» **What the task asks**
Note each line of the entries that includes "Systemeinstellungen". Then copy those lines.

» **Task material**
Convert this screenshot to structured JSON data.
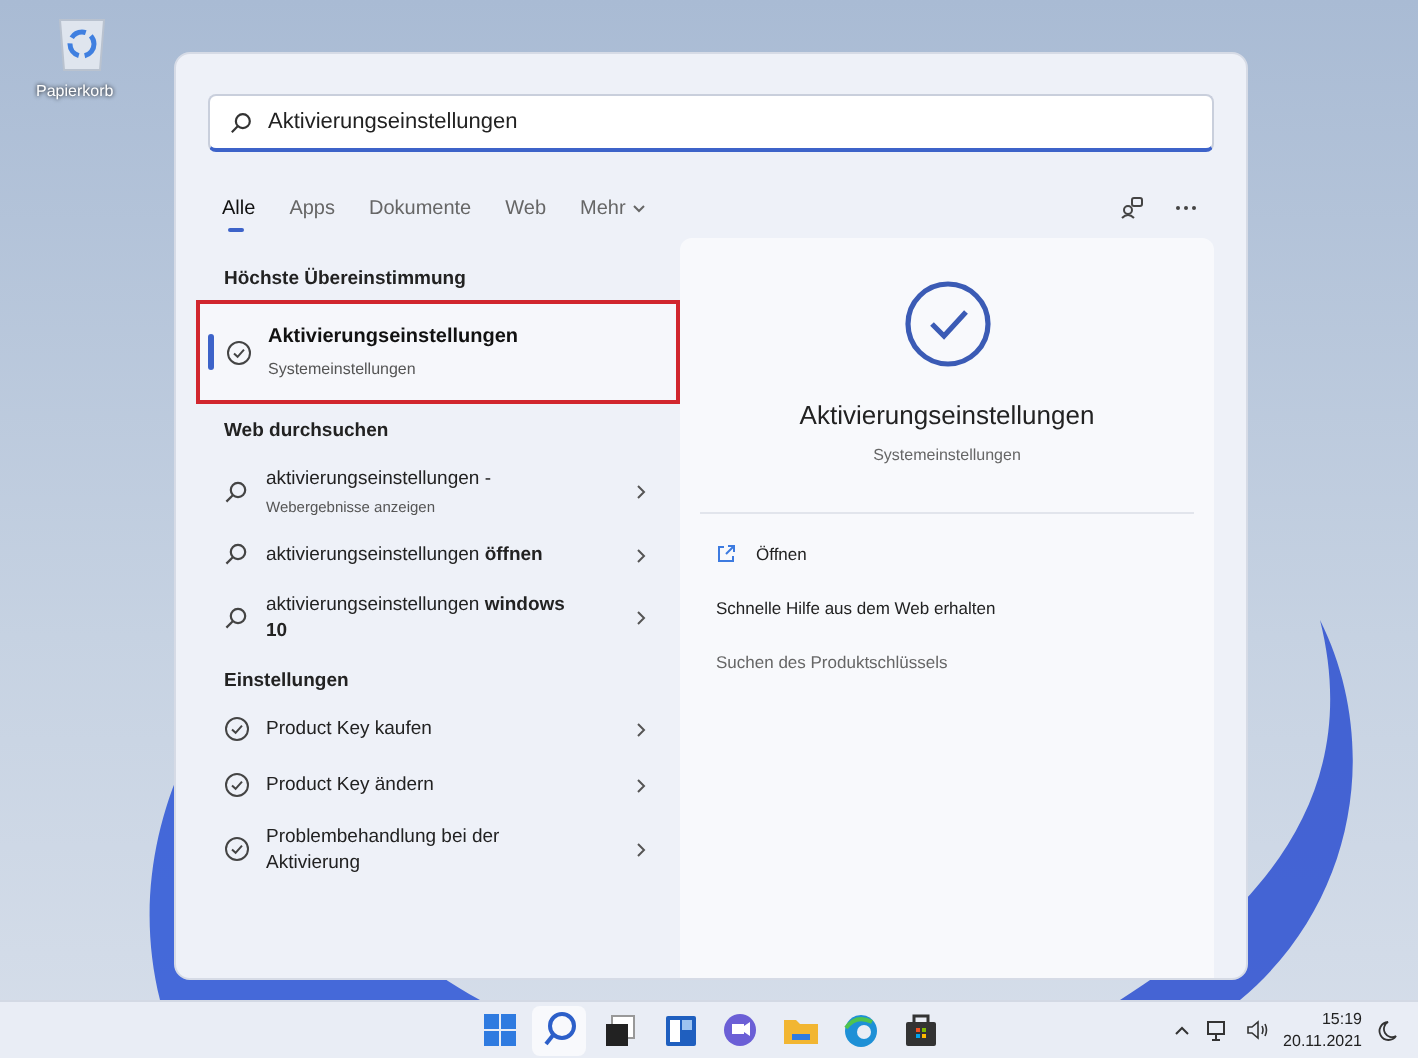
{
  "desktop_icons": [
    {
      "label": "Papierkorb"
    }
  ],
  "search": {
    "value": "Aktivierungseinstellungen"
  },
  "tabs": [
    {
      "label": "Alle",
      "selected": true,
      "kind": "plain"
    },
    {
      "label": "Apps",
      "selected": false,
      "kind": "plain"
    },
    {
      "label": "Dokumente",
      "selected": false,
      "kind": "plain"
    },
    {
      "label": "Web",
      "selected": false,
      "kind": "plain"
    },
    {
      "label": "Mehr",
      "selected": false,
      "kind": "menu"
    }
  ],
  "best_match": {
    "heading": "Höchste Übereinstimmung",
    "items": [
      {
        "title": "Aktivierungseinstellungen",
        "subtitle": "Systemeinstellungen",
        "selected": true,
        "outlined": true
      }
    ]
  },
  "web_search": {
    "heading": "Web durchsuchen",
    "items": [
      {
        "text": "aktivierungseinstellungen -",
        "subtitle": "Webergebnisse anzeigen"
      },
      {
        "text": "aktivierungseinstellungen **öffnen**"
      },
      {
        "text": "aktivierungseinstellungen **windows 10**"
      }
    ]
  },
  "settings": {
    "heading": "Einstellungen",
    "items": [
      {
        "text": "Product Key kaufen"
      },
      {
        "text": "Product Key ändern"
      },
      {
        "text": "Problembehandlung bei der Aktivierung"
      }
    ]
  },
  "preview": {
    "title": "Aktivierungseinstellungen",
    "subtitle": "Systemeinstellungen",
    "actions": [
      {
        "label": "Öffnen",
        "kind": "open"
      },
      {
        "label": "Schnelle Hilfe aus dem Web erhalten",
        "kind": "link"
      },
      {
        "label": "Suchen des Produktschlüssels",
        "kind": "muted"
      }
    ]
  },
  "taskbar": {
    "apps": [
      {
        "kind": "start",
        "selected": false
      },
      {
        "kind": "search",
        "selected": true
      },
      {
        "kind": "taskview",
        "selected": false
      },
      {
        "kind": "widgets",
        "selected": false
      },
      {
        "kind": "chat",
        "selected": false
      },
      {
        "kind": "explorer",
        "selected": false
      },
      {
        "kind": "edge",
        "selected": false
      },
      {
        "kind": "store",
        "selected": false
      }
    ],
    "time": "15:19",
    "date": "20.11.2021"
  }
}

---

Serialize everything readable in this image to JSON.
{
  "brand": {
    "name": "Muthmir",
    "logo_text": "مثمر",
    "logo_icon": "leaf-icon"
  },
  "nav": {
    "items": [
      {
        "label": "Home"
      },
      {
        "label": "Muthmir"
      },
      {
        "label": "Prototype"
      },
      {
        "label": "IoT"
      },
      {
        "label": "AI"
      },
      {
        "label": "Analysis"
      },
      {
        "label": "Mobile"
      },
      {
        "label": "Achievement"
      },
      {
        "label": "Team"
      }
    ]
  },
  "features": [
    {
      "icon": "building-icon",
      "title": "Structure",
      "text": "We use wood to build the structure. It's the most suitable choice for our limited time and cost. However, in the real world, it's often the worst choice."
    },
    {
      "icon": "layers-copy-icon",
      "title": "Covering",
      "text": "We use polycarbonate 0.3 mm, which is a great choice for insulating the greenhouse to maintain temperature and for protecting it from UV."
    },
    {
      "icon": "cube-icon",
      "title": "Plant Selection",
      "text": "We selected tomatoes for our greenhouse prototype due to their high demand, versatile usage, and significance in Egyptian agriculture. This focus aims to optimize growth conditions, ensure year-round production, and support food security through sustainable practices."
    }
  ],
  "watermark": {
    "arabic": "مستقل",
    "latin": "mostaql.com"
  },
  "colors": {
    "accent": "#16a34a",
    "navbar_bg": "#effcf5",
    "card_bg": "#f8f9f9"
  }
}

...

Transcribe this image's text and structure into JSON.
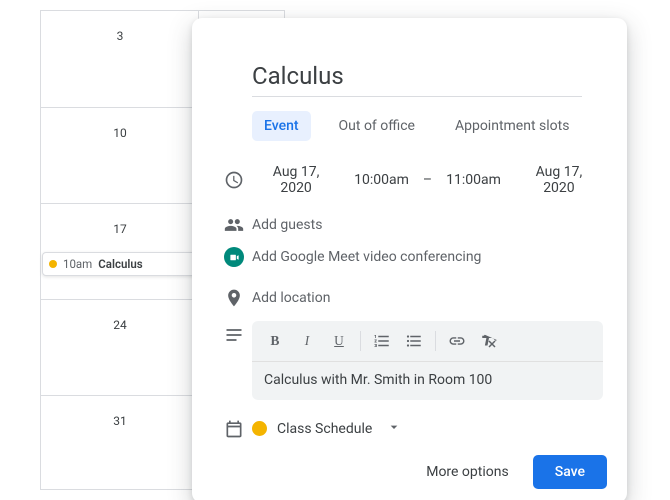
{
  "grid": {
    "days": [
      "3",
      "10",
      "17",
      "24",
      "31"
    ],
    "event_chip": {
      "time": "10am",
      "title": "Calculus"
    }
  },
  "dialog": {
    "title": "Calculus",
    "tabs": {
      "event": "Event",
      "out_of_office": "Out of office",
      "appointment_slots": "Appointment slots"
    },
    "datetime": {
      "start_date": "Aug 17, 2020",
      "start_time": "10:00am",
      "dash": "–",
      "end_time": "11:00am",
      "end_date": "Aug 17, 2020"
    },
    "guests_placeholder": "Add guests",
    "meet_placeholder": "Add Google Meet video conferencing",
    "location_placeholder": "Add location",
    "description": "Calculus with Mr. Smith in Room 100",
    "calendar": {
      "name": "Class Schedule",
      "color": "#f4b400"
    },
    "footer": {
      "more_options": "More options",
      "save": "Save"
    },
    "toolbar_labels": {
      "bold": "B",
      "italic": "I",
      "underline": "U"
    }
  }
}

» **Result of this task**
        "subtitle": "Systemeinstellungen",
    "subtitle": "Systemeinstellungen",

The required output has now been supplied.